Problem description → Counting only lines that contain the string "Hochzeit", how many are there in the data? Say the number alone.

Start of Records for this task

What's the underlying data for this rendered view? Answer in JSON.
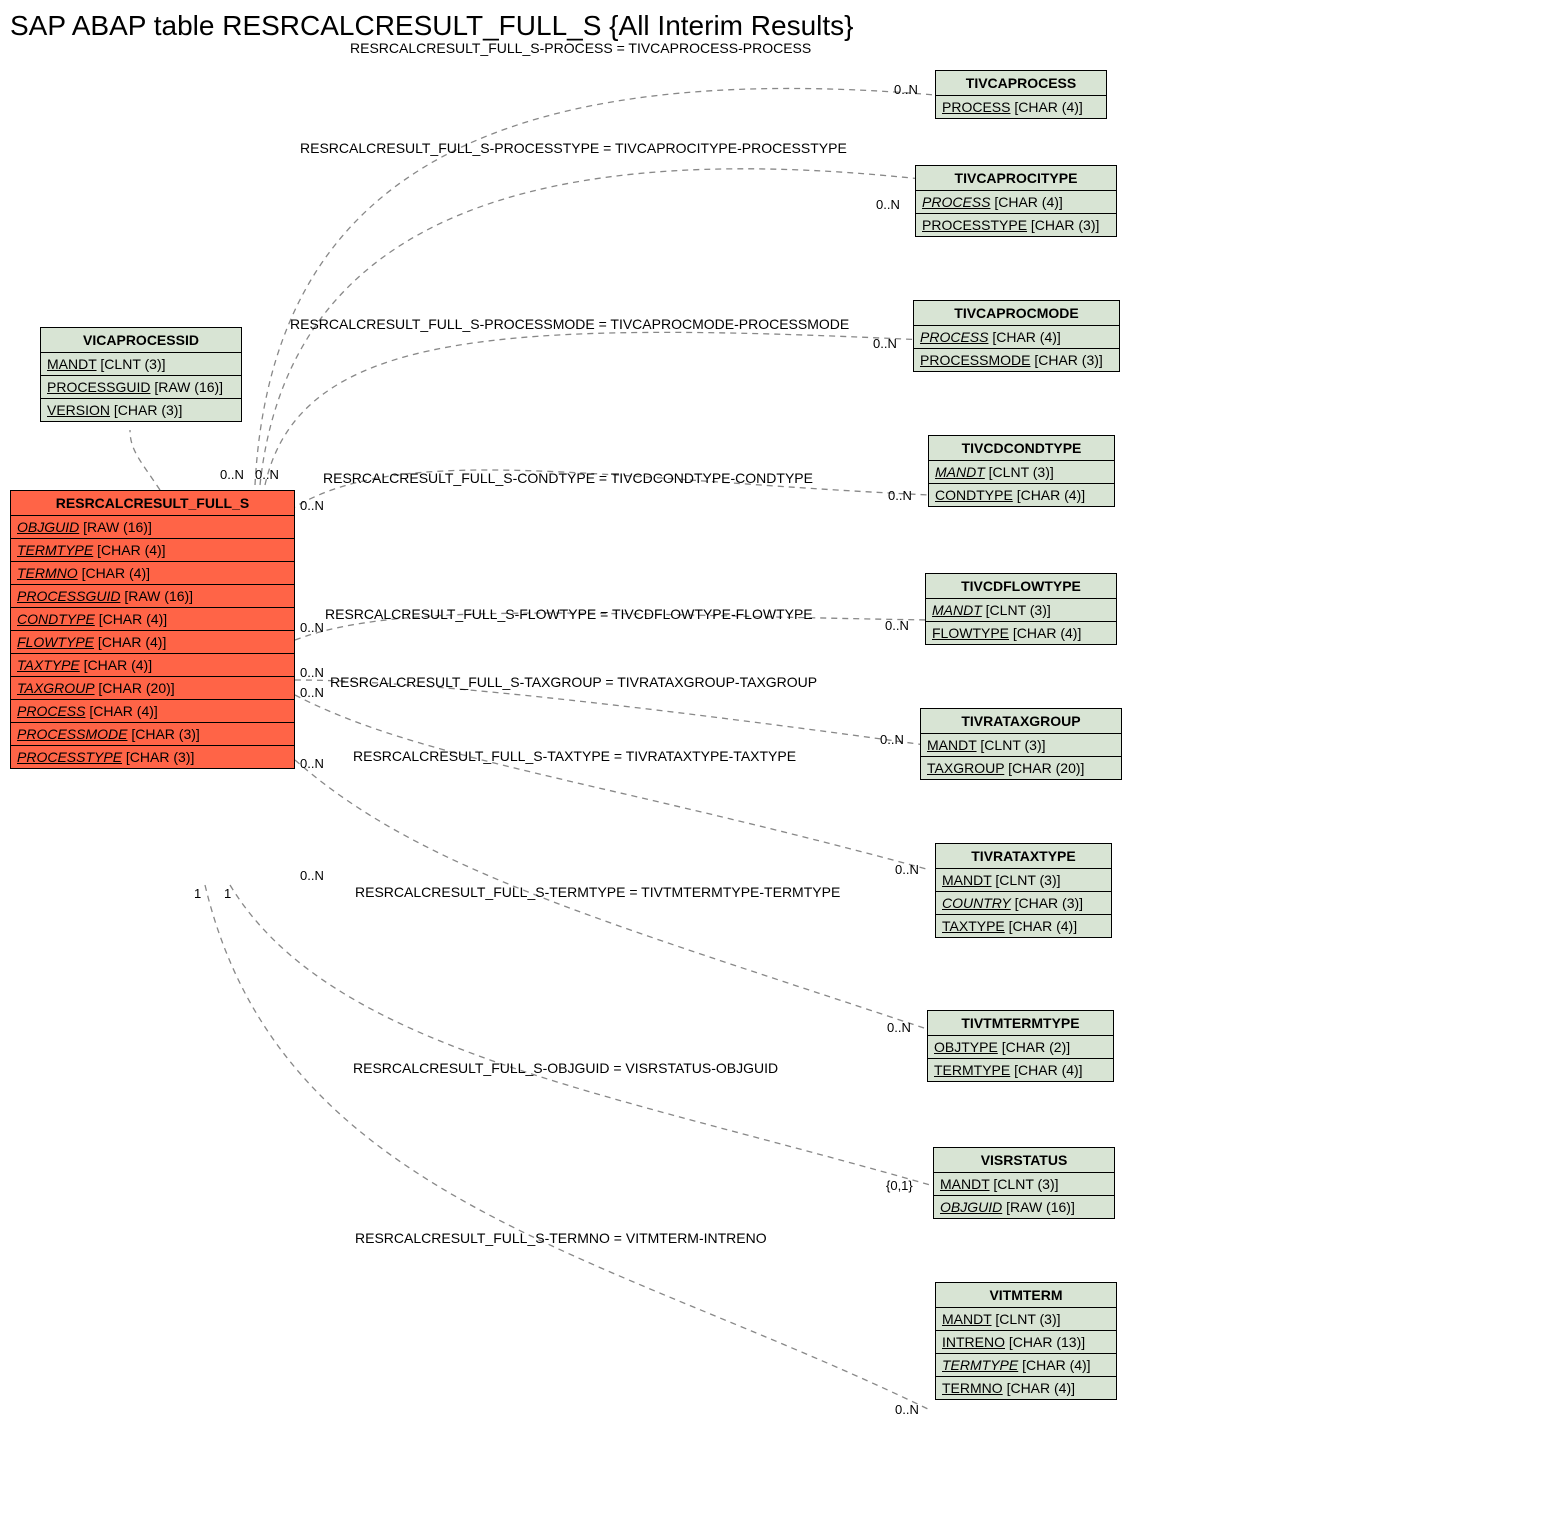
{
  "title": "SAP ABAP table RESRCALCRESULT_FULL_S {All Interim Results}",
  "entities": {
    "vicaprocessid": {
      "name": "VICAPROCESSID",
      "fields": [
        {
          "name": "MANDT",
          "type": "[CLNT (3)]",
          "italic": false
        },
        {
          "name": "PROCESSGUID",
          "type": "[RAW (16)]",
          "italic": false
        },
        {
          "name": "VERSION",
          "type": "[CHAR (3)]",
          "italic": false
        }
      ]
    },
    "main": {
      "name": "RESRCALCRESULT_FULL_S",
      "fields": [
        {
          "name": "OBJGUID",
          "type": "[RAW (16)]",
          "italic": true
        },
        {
          "name": "TERMTYPE",
          "type": "[CHAR (4)]",
          "italic": true
        },
        {
          "name": "TERMNO",
          "type": "[CHAR (4)]",
          "italic": true
        },
        {
          "name": "PROCESSGUID",
          "type": "[RAW (16)]",
          "italic": true
        },
        {
          "name": "CONDTYPE",
          "type": "[CHAR (4)]",
          "italic": true
        },
        {
          "name": "FLOWTYPE",
          "type": "[CHAR (4)]",
          "italic": true
        },
        {
          "name": "TAXTYPE",
          "type": "[CHAR (4)]",
          "italic": true
        },
        {
          "name": "TAXGROUP",
          "type": "[CHAR (20)]",
          "italic": true
        },
        {
          "name": "PROCESS",
          "type": "[CHAR (4)]",
          "italic": true
        },
        {
          "name": "PROCESSMODE",
          "type": "[CHAR (3)]",
          "italic": true
        },
        {
          "name": "PROCESSTYPE",
          "type": "[CHAR (3)]",
          "italic": true
        }
      ]
    },
    "tivcaprocess": {
      "name": "TIVCAPROCESS",
      "fields": [
        {
          "name": "PROCESS",
          "type": "[CHAR (4)]",
          "italic": false
        }
      ]
    },
    "tivcaprocitype": {
      "name": "TIVCAPROCITYPE",
      "fields": [
        {
          "name": "PROCESS",
          "type": "[CHAR (4)]",
          "italic": true
        },
        {
          "name": "PROCESSTYPE",
          "type": "[CHAR (3)]",
          "italic": false
        }
      ]
    },
    "tivcaprocmode": {
      "name": "TIVCAPROCMODE",
      "fields": [
        {
          "name": "PROCESS",
          "type": "[CHAR (4)]",
          "italic": true
        },
        {
          "name": "PROCESSMODE",
          "type": "[CHAR (3)]",
          "italic": false
        }
      ]
    },
    "tivcdcondtype": {
      "name": "TIVCDCONDTYPE",
      "fields": [
        {
          "name": "MANDT",
          "type": "[CLNT (3)]",
          "italic": true
        },
        {
          "name": "CONDTYPE",
          "type": "[CHAR (4)]",
          "italic": false
        }
      ]
    },
    "tivcdflowtype": {
      "name": "TIVCDFLOWTYPE",
      "fields": [
        {
          "name": "MANDT",
          "type": "[CLNT (3)]",
          "italic": true
        },
        {
          "name": "FLOWTYPE",
          "type": "[CHAR (4)]",
          "italic": false
        }
      ]
    },
    "tivrataxgroup": {
      "name": "TIVRATAXGROUP",
      "fields": [
        {
          "name": "MANDT",
          "type": "[CLNT (3)]",
          "italic": false
        },
        {
          "name": "TAXGROUP",
          "type": "[CHAR (20)]",
          "italic": false
        }
      ]
    },
    "tivrataxtype": {
      "name": "TIVRATAXTYPE",
      "fields": [
        {
          "name": "MANDT",
          "type": "[CLNT (3)]",
          "italic": false
        },
        {
          "name": "COUNTRY",
          "type": "[CHAR (3)]",
          "italic": true
        },
        {
          "name": "TAXTYPE",
          "type": "[CHAR (4)]",
          "italic": false
        }
      ]
    },
    "tivtmtermtype": {
      "name": "TIVTMTERMTYPE",
      "fields": [
        {
          "name": "OBJTYPE",
          "type": "[CHAR (2)]",
          "italic": false
        },
        {
          "name": "TERMTYPE",
          "type": "[CHAR (4)]",
          "italic": false
        }
      ]
    },
    "visrstatus": {
      "name": "VISRSTATUS",
      "fields": [
        {
          "name": "MANDT",
          "type": "[CLNT (3)]",
          "italic": false
        },
        {
          "name": "OBJGUID",
          "type": "[RAW (16)]",
          "italic": true
        }
      ]
    },
    "vitmterm": {
      "name": "VITMTERM",
      "fields": [
        {
          "name": "MANDT",
          "type": "[CLNT (3)]",
          "italic": false
        },
        {
          "name": "INTRENO",
          "type": "[CHAR (13)]",
          "italic": false
        },
        {
          "name": "TERMTYPE",
          "type": "[CHAR (4)]",
          "italic": true
        },
        {
          "name": "TERMNO",
          "type": "[CHAR (4)]",
          "italic": false
        }
      ]
    }
  },
  "relations": {
    "r1": "RESRCALCRESULT_FULL_S-PROCESS = TIVCAPROCESS-PROCESS",
    "r2": "RESRCALCRESULT_FULL_S-PROCESSTYPE = TIVCAPROCITYPE-PROCESSTYPE",
    "r3": "RESRCALCRESULT_FULL_S-PROCESSMODE = TIVCAPROCMODE-PROCESSMODE",
    "r4": "RESRCALCRESULT_FULL_S-CONDTYPE = TIVCDCONDTYPE-CONDTYPE",
    "r5": "RESRCALCRESULT_FULL_S-FLOWTYPE = TIVCDFLOWTYPE-FLOWTYPE",
    "r6": "RESRCALCRESULT_FULL_S-TAXGROUP = TIVRATAXGROUP-TAXGROUP",
    "r7": "RESRCALCRESULT_FULL_S-TAXTYPE = TIVRATAXTYPE-TAXTYPE",
    "r8": "RESRCALCRESULT_FULL_S-TERMTYPE = TIVTMTERMTYPE-TERMTYPE",
    "r9": "RESRCALCRESULT_FULL_S-OBJGUID = VISRSTATUS-OBJGUID",
    "r10": "RESRCALCRESULT_FULL_S-TERMNO = VITMTERM-INTRENO"
  },
  "cards": {
    "zero_n": "0..N",
    "zero_one": "{0,1}",
    "one": "1"
  }
}
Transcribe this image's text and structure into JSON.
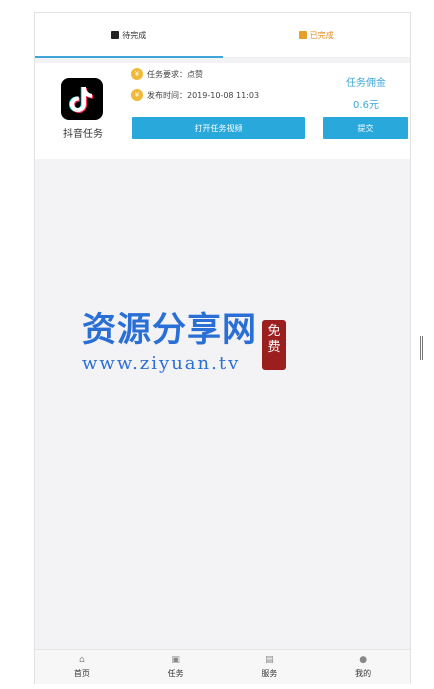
{
  "tabs": [
    {
      "label": "待完成",
      "icon": "list-icon",
      "active": true
    },
    {
      "label": "已完成",
      "icon": "check-icon",
      "active": false
    }
  ],
  "task": {
    "app_name": "抖音任务",
    "requirement_label": "任务要求：",
    "requirement_value": "点赞",
    "published_label": "发布时间：",
    "published_value": "2019-10-08 11:03",
    "reward_label": "任务佣金",
    "reward_value": "0.6元",
    "open_button": "打开任务视频",
    "submit_button": "提交"
  },
  "watermark": {
    "site_name": "资源分享网",
    "url": "www.ziyuan.tv",
    "stamp": "免费"
  },
  "bottom_nav": [
    {
      "label": "首页",
      "icon": "home-icon"
    },
    {
      "label": "任务",
      "icon": "task-icon"
    },
    {
      "label": "服务",
      "icon": "service-icon"
    },
    {
      "label": "我的",
      "icon": "user-icon"
    }
  ],
  "colors": {
    "accent": "#29a8dc",
    "reward": "#3ea6d8",
    "coin": "#f0b93a",
    "done_tab": "#e08a1a"
  }
}
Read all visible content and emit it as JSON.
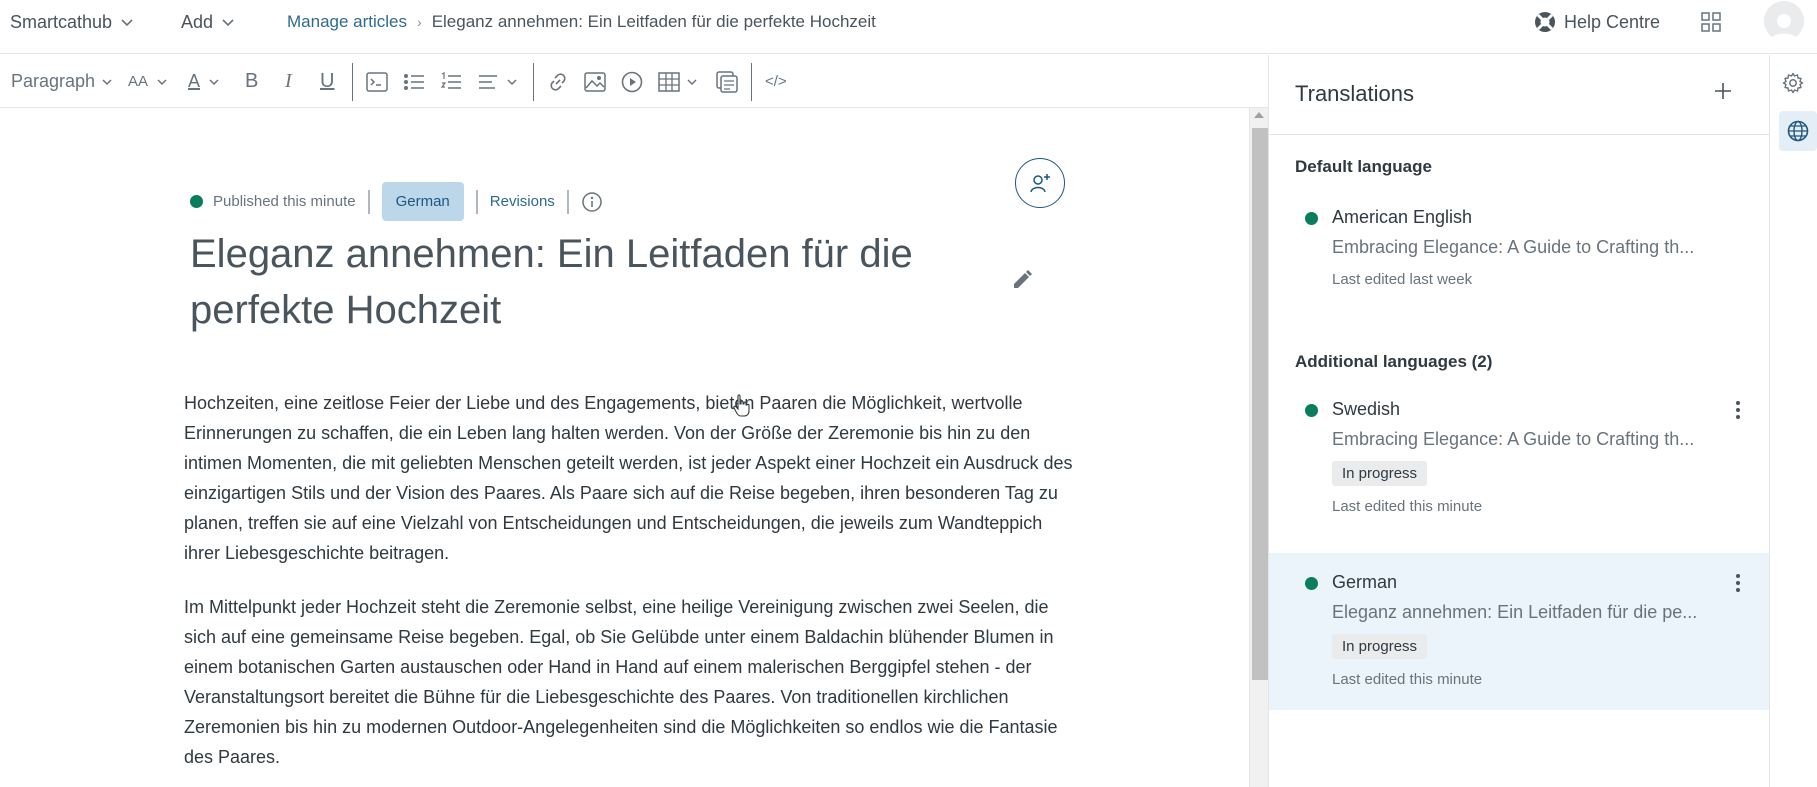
{
  "topbar": {
    "brand": "Smartcathub",
    "add_label": "Add",
    "breadcrumb_link": "Manage articles",
    "breadcrumb_current": "Eleganz annehmen: Ein Leitfaden für die perfekte Hochzeit",
    "help_label": "Help Centre"
  },
  "toolbar": {
    "paragraph_label": "Paragraph",
    "text_size_glyph": "AA",
    "font_color_glyph": "A",
    "bold_glyph": "B",
    "italic_glyph": "I",
    "underline_glyph": "U",
    "code_glyph": "</>"
  },
  "editor": {
    "status": "Published this minute",
    "language": "German",
    "revisions": "Revisions",
    "title": "Eleganz annehmen: Ein Leitfaden für die perfekte Hochzeit",
    "paragraphs": [
      "Hochzeiten, eine zeitlose Feier der Liebe und des Engagements, bieten Paaren die Möglichkeit, wertvolle Erinnerungen zu schaffen, die ein Leben lang halten werden. Von der Größe der Zeremonie bis hin zu den intimen Momenten, die mit geliebten Menschen geteilt werden, ist jeder Aspekt einer Hochzeit ein Ausdruck des einzigartigen Stils und der Vision des Paares. Als Paare sich auf die Reise begeben, ihren besonderen Tag zu planen, treffen sie auf eine Vielzahl von Entscheidungen und Entscheidungen, die jeweils zum Wandteppich ihrer Liebesgeschichte beitragen.",
      "Im Mittelpunkt jeder Hochzeit steht die Zeremonie selbst, eine heilige Vereinigung zwischen zwei Seelen, die sich auf eine gemeinsame Reise begeben. Egal, ob Sie Gelübde unter einem Baldachin blühender Blumen in einem botanischen Garten austauschen oder Hand in Hand auf einem malerischen Berggipfel stehen - der Veranstaltungsort bereitet die Bühne für die Liebesgeschichte des Paares. Von traditionellen kirchlichen Zeremonien bis hin zu modernen Outdoor-Angelegenheiten sind die Möglichkeiten so endlos wie die Fantasie des Paares."
    ]
  },
  "translations": {
    "title": "Translations",
    "default_label": "Default language",
    "additional_label": "Additional languages (2)",
    "default_item": {
      "name": "American English",
      "desc": "Embracing Elegance: A Guide to Crafting th...",
      "edited": "Last edited last week"
    },
    "items": [
      {
        "name": "Swedish",
        "desc": "Embracing Elegance: A Guide to Crafting th...",
        "badge": "In progress",
        "edited": "Last edited this minute"
      },
      {
        "name": "German",
        "desc": "Eleganz annehmen: Ein Leitfaden für die pe...",
        "badge": "In progress",
        "edited": "Last edited this minute"
      }
    ]
  },
  "colors": {
    "published_dot": "#0a7d5e",
    "link": "#2f6a8f",
    "active_row": "#ebf4fb"
  }
}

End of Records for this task

Output of the exercise → 4